The Australian federal government this week launched an A$837 million (C$715 million) program to ease the skills crisis.
The main targets of the program are high school dropouts in need of Year 12 qualifications or vocational training to get a job.
As part of the program, the government will hand out skills vouchers worth A$407 million over five years to fund literacy, numeracy and vocational training for workers over 25 who do not have Year 12 certificates.
The vouchers will provide up to A$3000 from January 1, 2007 for certificate courses at technical colleges.
Priority for the vouchers will be given to the unemployed.
Courses approved for the program are those where skills are lacking, such as IT.
Prime Minister John Howard flagged the extension of federal funding to ease the skills shortage last month when he said people now need flexible and continuing training during their working lives.
Howard said job growth was strong with the unemployment rate at a 30-year low, particularly in Western Australia where there is a resources boom.
Job vacancies currently stand at 155,000 and the unemployment rate is 4.9 percent. It is 3.6 percent in Western Australia.
As businesses have tried to meet labor and skills shortages, particularly in the IT sector, the number of 457 visas for foreign workers rocketed to 58,140 in the first 10 months of this year.
Opposition leader Kim Beazley, in opposing the increased use of 457 visas, has repeatedly called for more training and programs to support local workers.
But Human Services Minister Joe Hockey defended the use of 457 visas when local workers are unavailable.
“When you go to country towns and speak to local businesses where the unemployment rate is as high as 8 percent, employers are crying out for skilled and unskilled workers,” Hockey said.

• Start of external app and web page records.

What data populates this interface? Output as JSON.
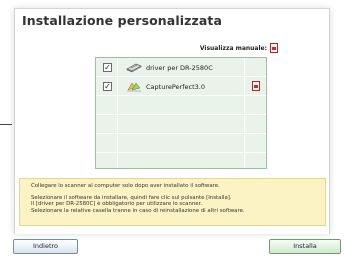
{
  "window": {
    "title": "Installazione personalizzata",
    "manual_label": "Visualizza manuale:"
  },
  "software_list": [
    {
      "checked": true,
      "label": "driver per DR-2580C",
      "icon": "scanner-icon",
      "has_manual": false
    },
    {
      "checked": true,
      "label": "CapturePerfect3.0",
      "icon": "capture-perfect-icon",
      "has_manual": true
    }
  ],
  "empty_rows": 4,
  "info": {
    "line1": "Collegare lo scanner al computer solo dopo aver installato il software.",
    "line2": "Selezionare il software da installare, quindi fare clic sul pulsante [Installa].",
    "line3": "Il [driver per DR-2580C] è obbligatorio per utilizzare lo scanner.",
    "line4": "Selezionare la relative casella tranne in caso di reinstallazione di altri software."
  },
  "buttons": {
    "back_label": "Indietro",
    "install_label": "Installa"
  },
  "colors": {
    "list_background": "#eaf3e9",
    "info_background": "#fbf3c4",
    "pdf_red": "#d22222"
  }
}
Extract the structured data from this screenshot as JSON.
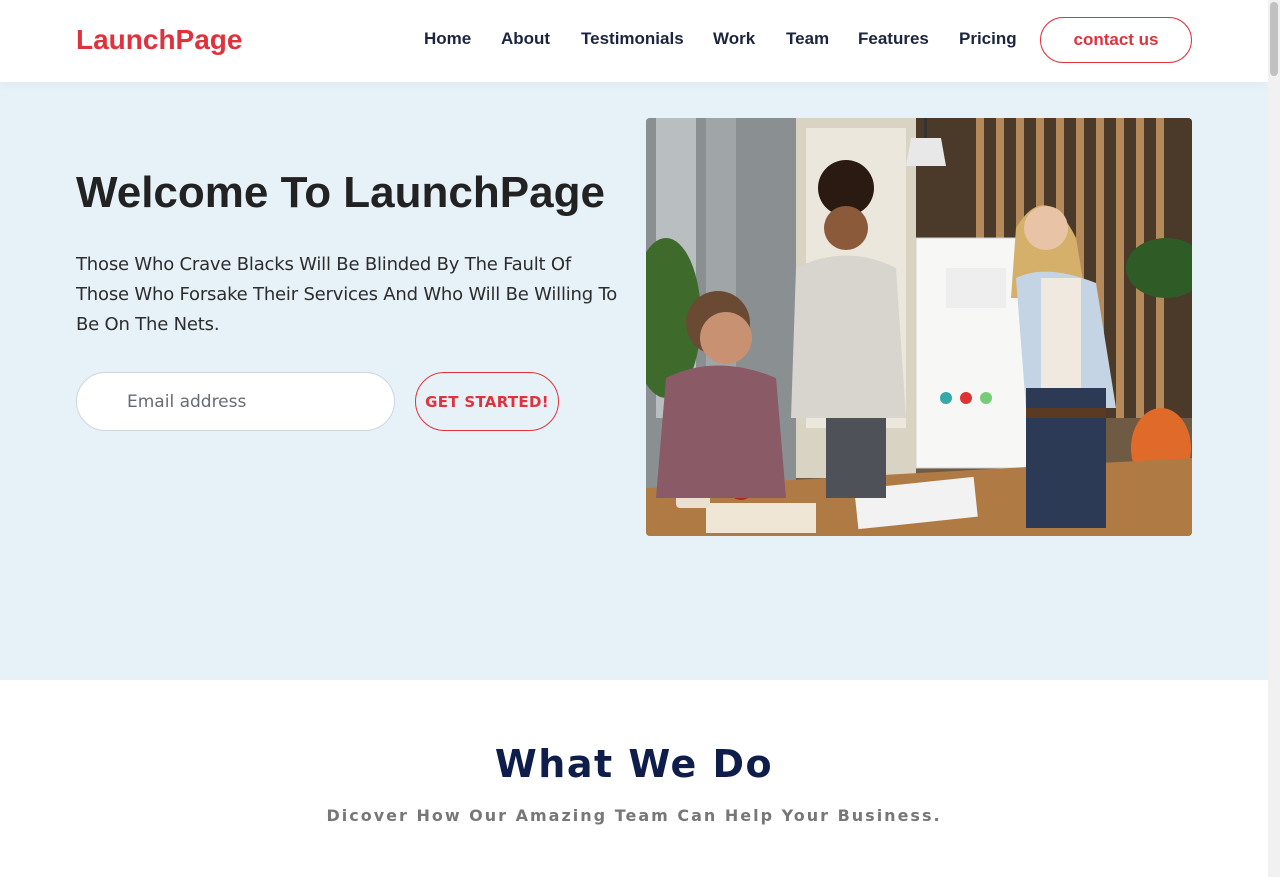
{
  "header": {
    "logo": "LaunchPage",
    "nav": [
      {
        "label": "Home"
      },
      {
        "label": "About"
      },
      {
        "label": "Testimonials"
      },
      {
        "label": "Work"
      },
      {
        "label": "Team"
      },
      {
        "label": "Features"
      },
      {
        "label": "Pricing"
      }
    ],
    "contact_label": "contact us"
  },
  "hero": {
    "title": "Welcome To LaunchPage",
    "text": "Those Who Crave Blacks Will Be Blinded By The Fault Of Those Who Forsake Their Services And Who Will Be Willing To Be On The Nets.",
    "email_placeholder": "Email address",
    "cta_label": "GET STARTED!",
    "image_icon": "team-meeting-photo"
  },
  "section": {
    "title": "What We Do",
    "subtitle": "Dicover How Our Amazing Team Can Help Your Business."
  },
  "colors": {
    "brand": "#e0323c",
    "nav_text": "#1c2540",
    "hero_bg": "#e7f1f8",
    "section_title": "#0e1d4a"
  }
}
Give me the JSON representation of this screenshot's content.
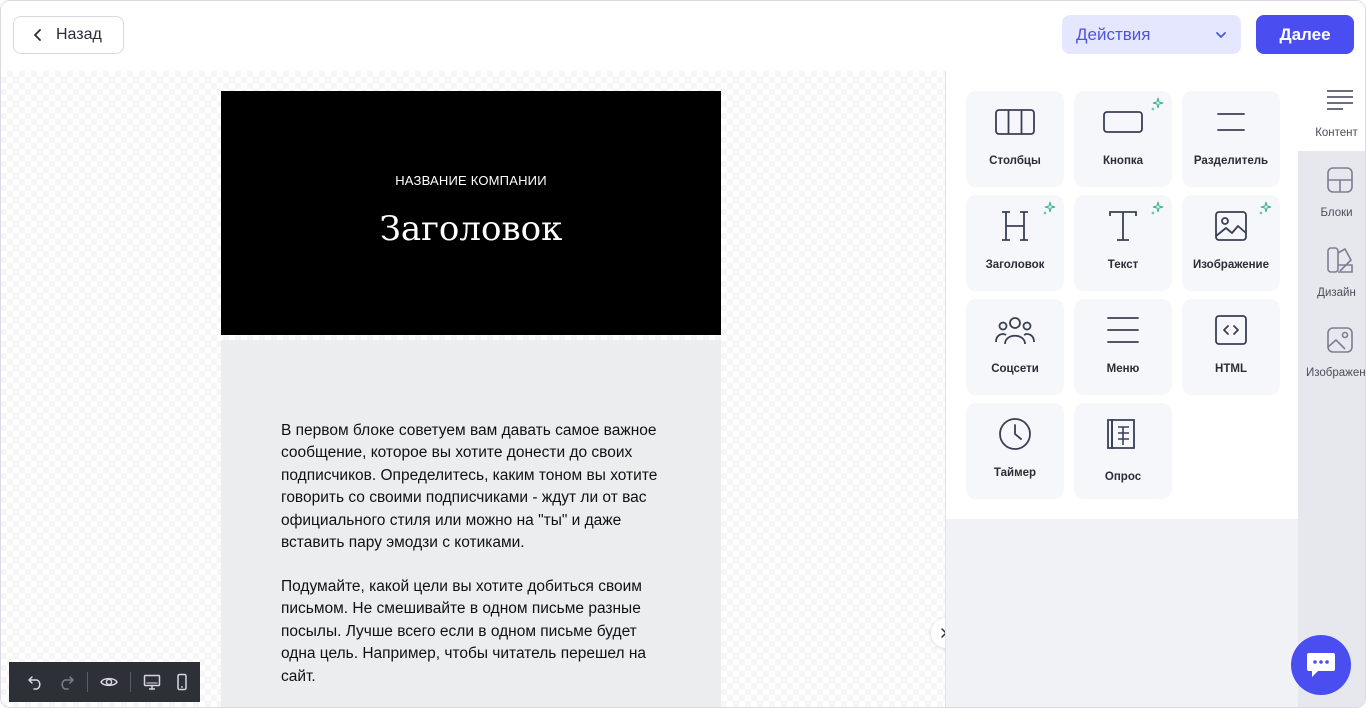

“If employers cannot find someone to do a hard day’s work then they have to go somewhere to get workers.”